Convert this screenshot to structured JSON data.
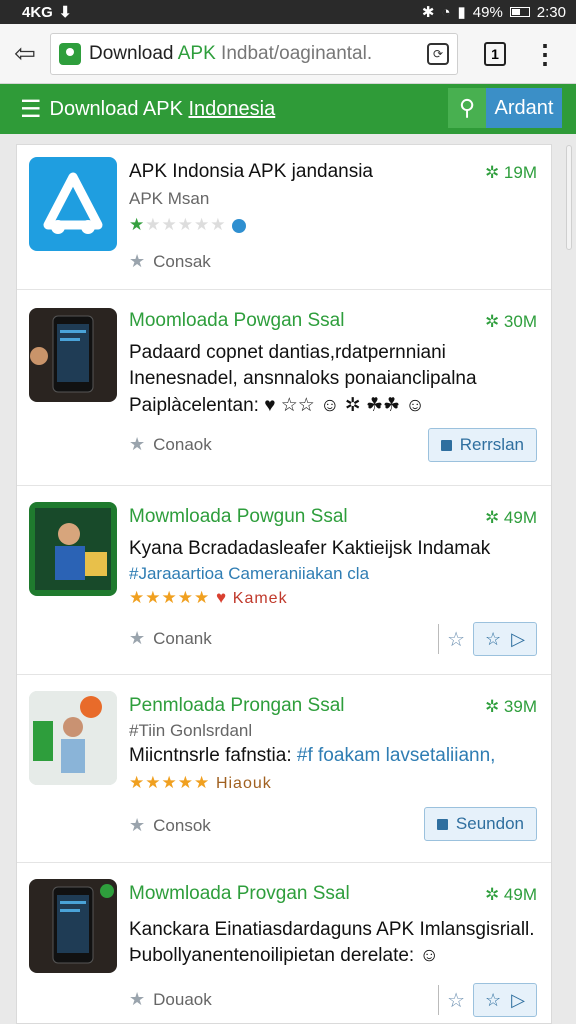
{
  "statusbar": {
    "network": "4KG",
    "battery": "49%",
    "time": "2:30"
  },
  "browser": {
    "url_prefix": "Download ",
    "url_highlight": "APK",
    "url_rest": " Indbat/oaginantal.",
    "tabs_count": "1"
  },
  "site": {
    "title_plain": "Download APK ",
    "title_underlined": "Indonesia",
    "action_button": "Ardant"
  },
  "items": [
    {
      "title": "APK Indonsia APK jandansia",
      "size": "✲ 19M",
      "subtitle": "APK Msan",
      "footer": "Consak"
    },
    {
      "title": "Moomloada Powgan Ssal",
      "size": "✲ 30M",
      "line1": "Padaard copnet dantias,rdatpernniani",
      "line2": "Inenesnadel, ansnnaloks ponaianclipalna",
      "line3": "Paiplàcelentan: ♥ ☆☆ ☺ ✲ ☘☘ ☺",
      "footer": "Conaok",
      "button": "Rerrslan"
    },
    {
      "title": "Mowmloada Powgun Ssal",
      "size": "✲ 49M",
      "line1": "Kyana Bcradadasleafer Kaktieijsk Indamak",
      "line2": "#Jaraaartioa Cameraniiakan cla",
      "tag": "Kamek",
      "footer": "Conank"
    },
    {
      "title": "Penmloada Prongan Ssal",
      "size": "✲ 39M",
      "line1": "#Tiin Gonlsrdanl",
      "line2_plain": "Miicntnsrle fafnstia: ",
      "line2_link": "#f foakam lavsetaliiann,",
      "tag": "Hiaouk",
      "footer": "Consok",
      "button": "Seundon"
    },
    {
      "title": "Mowmloada Provgan Ssal",
      "size": "✲ 49M",
      "line1": "Kanckara Einatiasdardaguns APK Imlansgisriall.",
      "line2": "Þubollyanentenoilipietan derelate: ☺",
      "footer": "Douaok"
    }
  ]
}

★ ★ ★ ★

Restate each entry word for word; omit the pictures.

Convert this screenshot to structured JSON data.
{
  "statusbar": {
    "network": "4KG",
    "battery": "49%",
    "time": "2:30"
  },
  "browser": {
    "url_prefix": "Download ",
    "url_highlight": "APK",
    "url_rest": " Indbat/oaginantal.",
    "tabs_count": "1"
  },
  "site": {
    "title_plain": "Download APK ",
    "title_underlined": "Indonesia",
    "action_button": "Ardant"
  },
  "items": [
    {
      "title": "APK Indonsia APK jandansia",
      "size": "✲ 19M",
      "subtitle": "APK Msan",
      "footer": "Consak"
    },
    {
      "title": "Moomloada Powgan Ssal",
      "size": "✲ 30M",
      "line1": "Padaard copnet dantias,rdatpernniani",
      "line2": "Inenesnadel, ansnnaloks ponaianclipalna",
      "line3": "Paiplàcelentan: ♥ ☆☆ ☺ ✲ ☘☘ ☺",
      "footer": "Conaok",
      "button": "Rerrslan"
    },
    {
      "title": "Mowmloada Powgun Ssal",
      "size": "✲ 49M",
      "line1": "Kyana Bcradadasleafer Kaktieijsk Indamak",
      "line2": "#Jaraaartioa Cameraniiakan cla",
      "tag": "Kamek",
      "footer": "Conank"
    },
    {
      "title": "Penmloada Prongan Ssal",
      "size": "✲ 39M",
      "line1": "#Tiin Gonlsrdanl",
      "line2_plain": "Miicntnsrle fafnstia: ",
      "line2_link": "#f foakam lavsetaliiann,",
      "tag": "Hiaouk",
      "footer": "Consok",
      "button": "Seundon"
    },
    {
      "title": "Mowmloada Provgan Ssal",
      "size": "✲ 49M",
      "line1": "Kanckara Einatiasdardaguns APK Imlansgisriall.",
      "line2": "Þubollyanentenoilipietan derelate: ☺",
      "footer": "Douaok"
    }
  ]
}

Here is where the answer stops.